U.S. Senate broke out in applause after passing an amendment from Sen. Rand Paul that bans the use of U.S. taxpayer dollars to fund gain-of-function research in China passed the chamber on Tuesday.
Though the measure had been established law before the COVID-19 pandemic, it likely wouldn’t have prevented the National Institutes of Health (NIH) from providing $600,000 in subgrants to the Wuhan Institute of Virology (WIV) between 2014 and 2019 in part to tinker with bat-based coronaviruses.
This new amendment created “gain-of-function” using a nearly identical definition used in the Potential Pandemic Pathogens Control and Oversight (P3CO) review framework, which was established by the Department of Health and Human Services in late 2017 to provide oversight on such research. Both the P3CO framework and Paul’s amendment define gain-of-function as any research that is “reasonably anticipated” to enhance the pathogenicity or transmissibility of deadly viruses.

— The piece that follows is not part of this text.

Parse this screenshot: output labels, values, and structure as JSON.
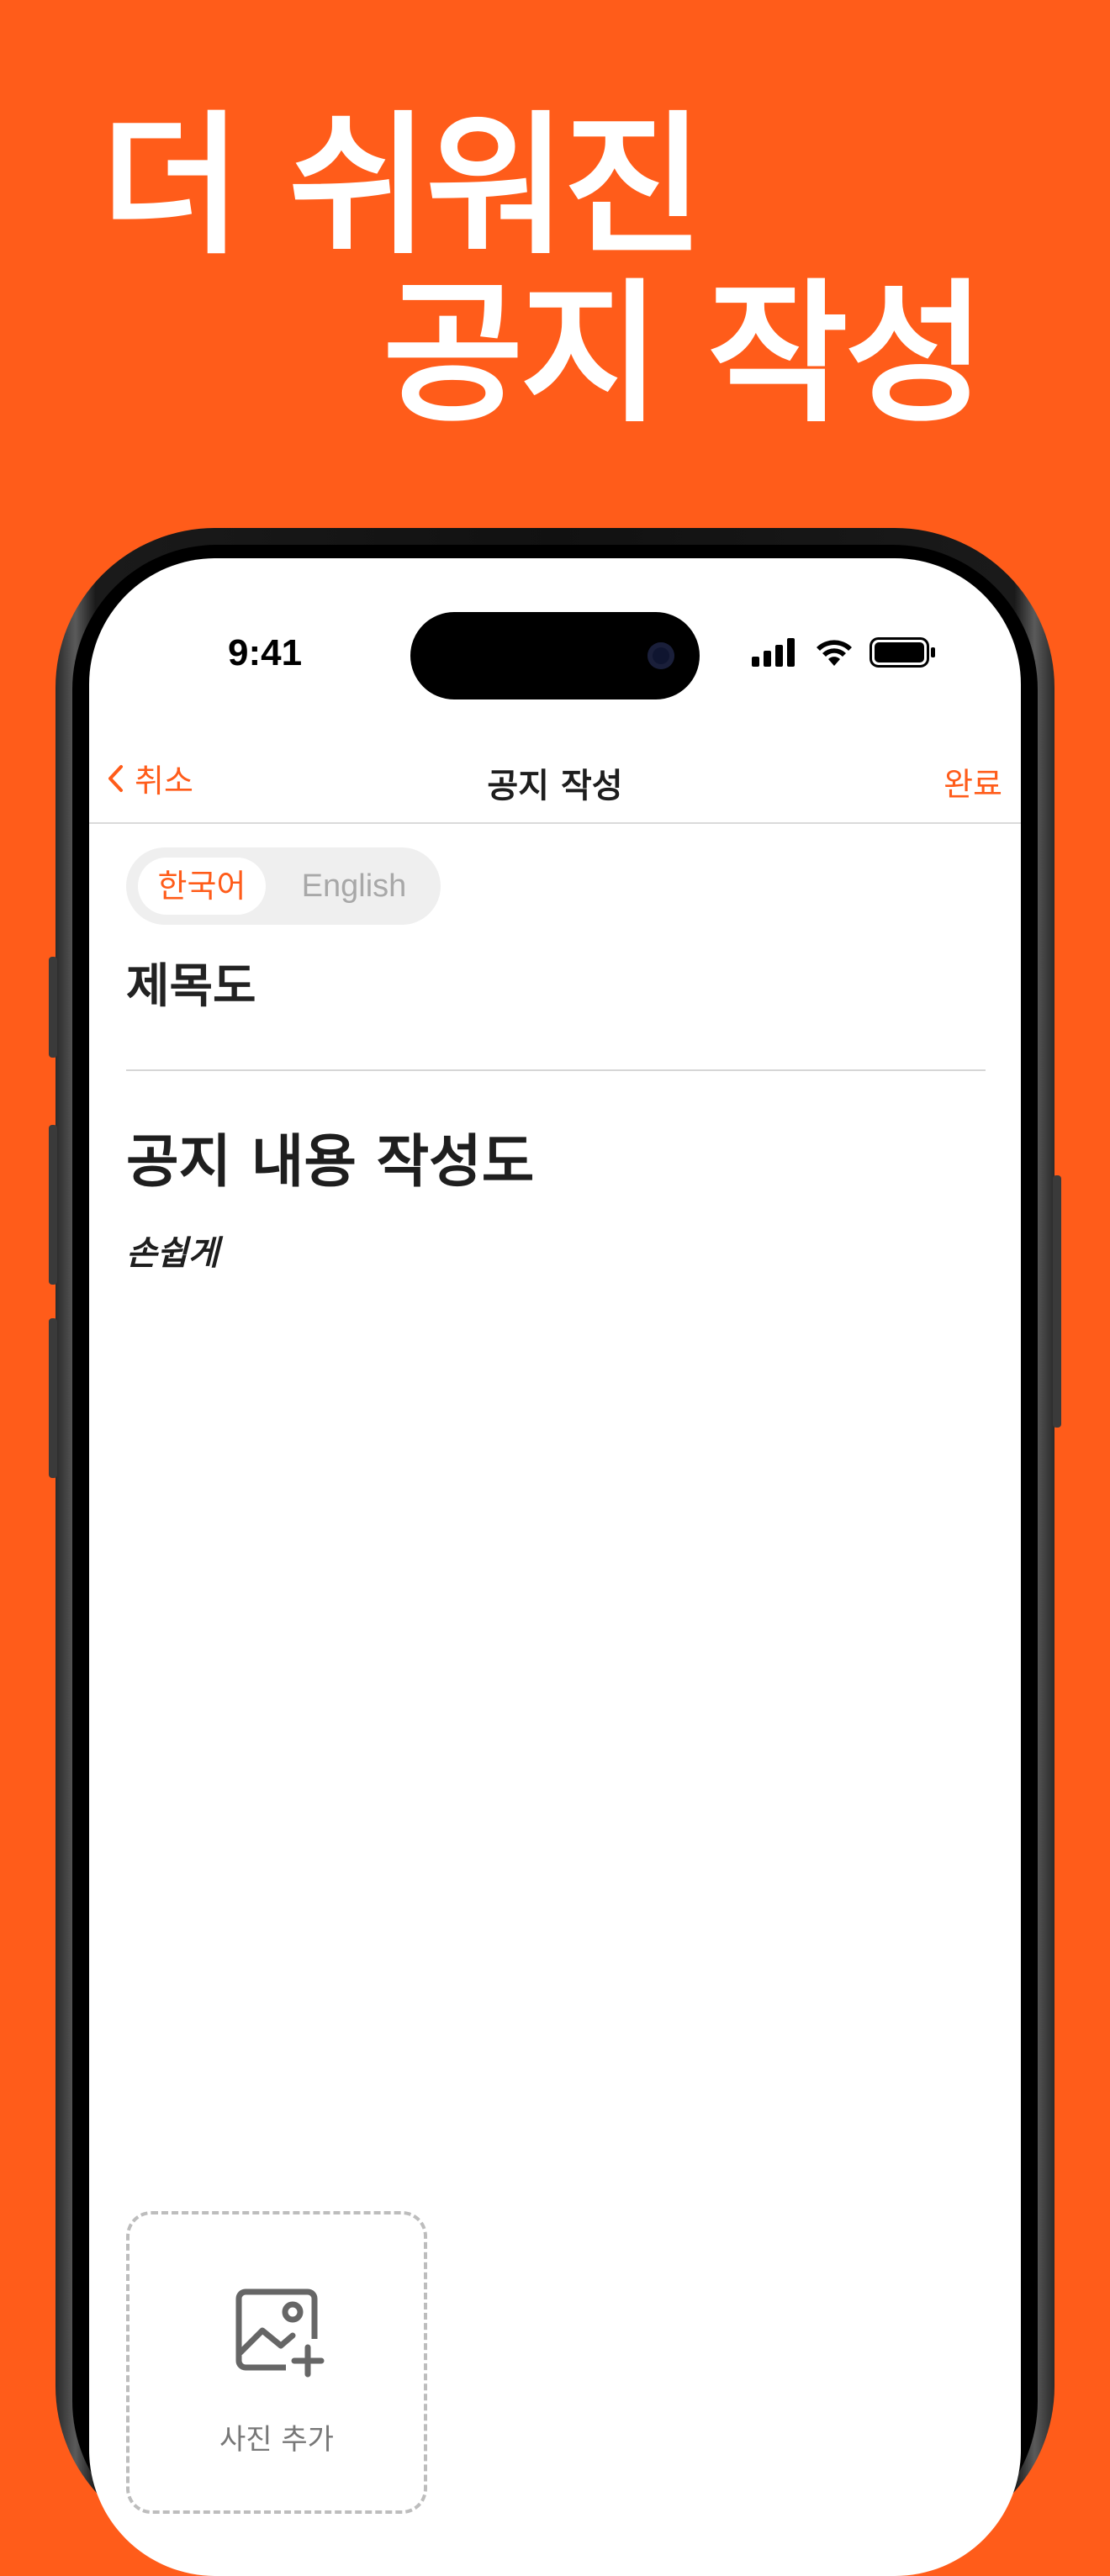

But the National Institutes of Allergies and Infectious Diseases, led by Dr Anthony Fauci, used that same definition of gain-of-function to determine that an NIH grant with the nonprofit group EcoHealth Alliance, which involved the transfer of taxpayer funds to the WIV to study bat-based coronaviruses, did not require independent review by the HHS P3CO review committee, even though some virologists said it unequivocally did.
“We may never know whether the pandemic arose from the lab in Wuhan, but we do know that so far no intermediate animal host has been discovered,” Paul said in a speech on the Senate floor. “Thousands of animals at the wet market have been looked at, none of them has carried COVID-19. We’ve tried to infect COVID-19 into bats, it doesn’t grow well in bats. It seems most adapted and suitable for humans.”
“We may not know whether this rose out of a Wuhan lab, but I think gain-of-function research — where we take a deadly virus, sometimes much more deadly than COVID, and then we increase its transmissibility to mammals — is wrong. In 2014, NIH stopped all of this research. I’m using the same definition to say any gain-of-function research should not be funded in China with U.S. taxpayer dollars, and I recommend a yes vote,” Paul added.
Paul’s amendment passed unanimously by a voice vote, after which some in the Senate chamber cheered.
The NIH spokesperson previously told the DCNF it would be “misleading and inaccurate” to suggest NIAID was required to notify the HHS review committee of its determination.
Rutgers University professor of chemical biology Richard H. Ebright previously told the DCNF that EcoHealth grant unequivocally involved gain-of-function research and said the offices of the director for the NIAID and NIH have “systematically thwarted — indeed systematically nullified — the HHS P3CO Framework by declining to flag and forward proposals for review.”
“This is a systemic problem,” Ebright said.
SENATE: The Senate chamber erupts into cheers after an amendment proposed by @RandPaul that bans US funding of gain-of-function research in China is passed by unanimous voice vote pic.twitter.com/8fQ6hAWpuW
— Forbes (@Forbes) May 25, 2021
Paul has been among the most vocal lawmakers questioning the received wisdom of medical experts throughout the pandemic, pushing back especially against some of Dr Anthony Fauci’s assertions.
Most recently, Paul grilled Fauci about grant money from the National Institute of Allergy and Infectious Diseases (NIAID) that allegedly went to the Wuhan Institute of Virology, a lab from which some believe the COVID-19 virus might have leaked.
“We don’t know whether the pandemic started in a lab in Wuhan or evolved naturally,” Paul said in a press release. “While many still deny funding gain-of-function research in Wuhan, experts believe otherwise. This newly passed amendment ensures that this never happens in the future. No taxpayer money should have ever been used to fund gain-of-function research in Wuhan, and now we permanently have put it to a stop.”